 According to the Covid Response Tracking Study, conducted by NORC at the University of Chicago, people in the US are more unhappy today than they’ve been in nearly 50 years — the survey was conducted in late May when Americans were dealing with the coronavirus outbreak, however, most of the survey’s interviews were
completed before the death of George Floyd touched off nationwide protests. The survey found that just 14% of American adults say they’re very happy (down from 31% in 2018). Also 50% said that they often or sometimes felt isolated in recent weeks (up from 23% in 2018). The survey draws on nearly a half-century of
research from the General Social Survey, which has collected data on American attitudes and behaviors at least every other year since 1972 and no less than 29% of Americans have ever called themselves very happy in that survey. One surprising result of the recent survey was that loneliness was not more prevalent considering the Covid-19 stay-at-home order — people seemed to have figured out a way to connect with others and while it’s not satisfactory, people are managing to some extent

 More than 1,500 trademark applications have been filed with the US Patent and Trademark office for variations on the Covid-19 and coronavirus theme. They range from the serious to the silly, and intellectual experts say they’ve never seen so many applications. Dozens of copyright applications also have been filed and interest in patents is up, but those applications aren’t published until months after filing

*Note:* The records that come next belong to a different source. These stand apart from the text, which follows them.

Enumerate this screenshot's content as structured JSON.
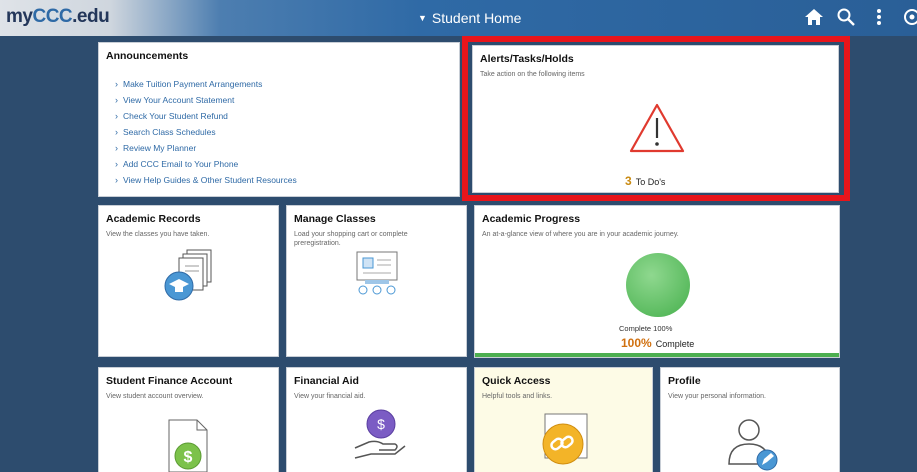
{
  "header": {
    "logo_prefix": "my",
    "logo_accent": "CCC",
    "logo_suffix": ".edu",
    "page_title": "Student Home",
    "bg_colors": [
      "#dfe3e8",
      "#2f6aa6"
    ],
    "icons": [
      "home-icon",
      "search-icon",
      "more-vert-icon",
      "navbar-icon"
    ]
  },
  "tiles": {
    "announcements": {
      "title": "Announcements",
      "links": [
        "Make Tuition Payment Arrangements",
        "View Your Account Statement",
        "Check Your Student Refund",
        "Search Class Schedules",
        "Review My Planner",
        "Add CCC Email to Your Phone",
        "View Help Guides & Other Student Resources"
      ]
    },
    "alerts": {
      "title": "Alerts/Tasks/Holds",
      "desc": "Take action on the following items",
      "count": "3",
      "count_label": "To Do's",
      "highlight_color": "#e8151b",
      "icon": "warning-triangle-icon"
    },
    "academic_records": {
      "title": "Academic Records",
      "desc": "View the classes you have taken.",
      "icon": "transcript-icon"
    },
    "manage_classes": {
      "title": "Manage Classes",
      "desc": "Load your shopping cart or complete preregistration.",
      "icon": "class-schedule-icon"
    },
    "academic_progress": {
      "title": "Academic Progress",
      "desc": "An at-a-glance view of where you are in your academic journey.",
      "chart_label": "Complete 100%",
      "percent": "100%",
      "percent_label": "Complete",
      "progress": 1.0,
      "accent_color": "#4caf50"
    },
    "student_finance": {
      "title": "Student Finance Account",
      "desc": "View student account overview.",
      "icon": "dollar-document-icon"
    },
    "financial_aid": {
      "title": "Financial Aid",
      "desc": "View your financial aid.",
      "icon": "coin-hand-icon"
    },
    "quick_access": {
      "title": "Quick Access",
      "desc": "Helpful tools and links.",
      "icon": "link-icon",
      "bg_color": "#fdfbe6"
    },
    "profile": {
      "title": "Profile",
      "desc": "View your personal information.",
      "icon": "profile-edit-icon"
    }
  }
}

 The LA Times published a “Back to Work and Worried?” guide regarding employee questions on legal requirements. Here is the link: https://www.latimes.com/business/newsletter/2020-06-16/covid-19-worksafety-business

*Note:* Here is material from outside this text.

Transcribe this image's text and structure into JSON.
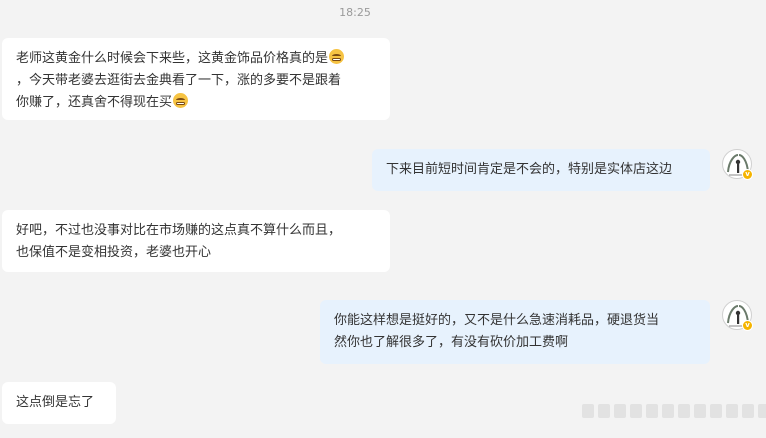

 A small group of union leaders opposed to Orange County’s relaxed rules on face coverings amid the Covid-19 pandemic was met Tuesday by a much louder crowd intent on drowning out their message. Orange County health officials reported 248 new coronavirus infections and 12 new fatalities, bringing the county’s death toll to 233, with nearly 9,000 positive cases reported over the course of the pandemic. Some cities, including Costa Mesa and Irvine, have mandated stricter mask requirements despite the county’s relaxed order

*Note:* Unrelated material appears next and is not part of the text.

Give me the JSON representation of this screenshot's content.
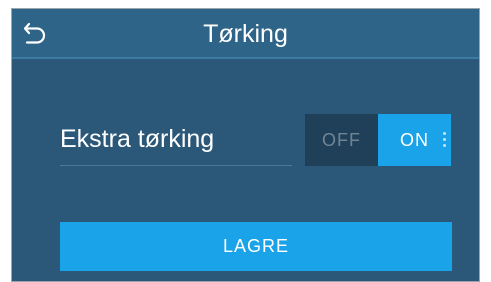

 LA County recorded an additional 2,129 positive cases and 34 deaths. Totals are now 77,189 cases / 2,991 deaths. City Breakouts (Cases/Deaths): City of LA 35,053/1,463; Long Beach 2,712/115; Carson 551/26; El Segundo 41/0; Gardena 373/28; Hawthorne 561/20; Hermosa Beach 47/2; Inglewood 785/58; Lawndale 164/6;
Lomita 58/6; Manhattan Beach 91/3; PV Estates 46/1; Rancho PV 112/11; Rolling Hills 2/0; Rolling Hills Estates 18/0; Torrance 466/50

Compiled by Charlene Nishimura

Media Sources: Los Angeles Times; New York Times; Washington Post; Wall Street Journal; Forbes Magazine; Business Insider; USA Today; CBS
News; CNN; KTLA; OZY; ABC World News Tonight; Spectrum News 1; The Hill.com; WebMD; AP, Politico, Newsweek, Reuters, televised briefings
from the White House, Governor Newsom, LA County Health Department, Mayor Garcetti; City of Torrance press releases; Torrance Area Chamber
of Commerce press releases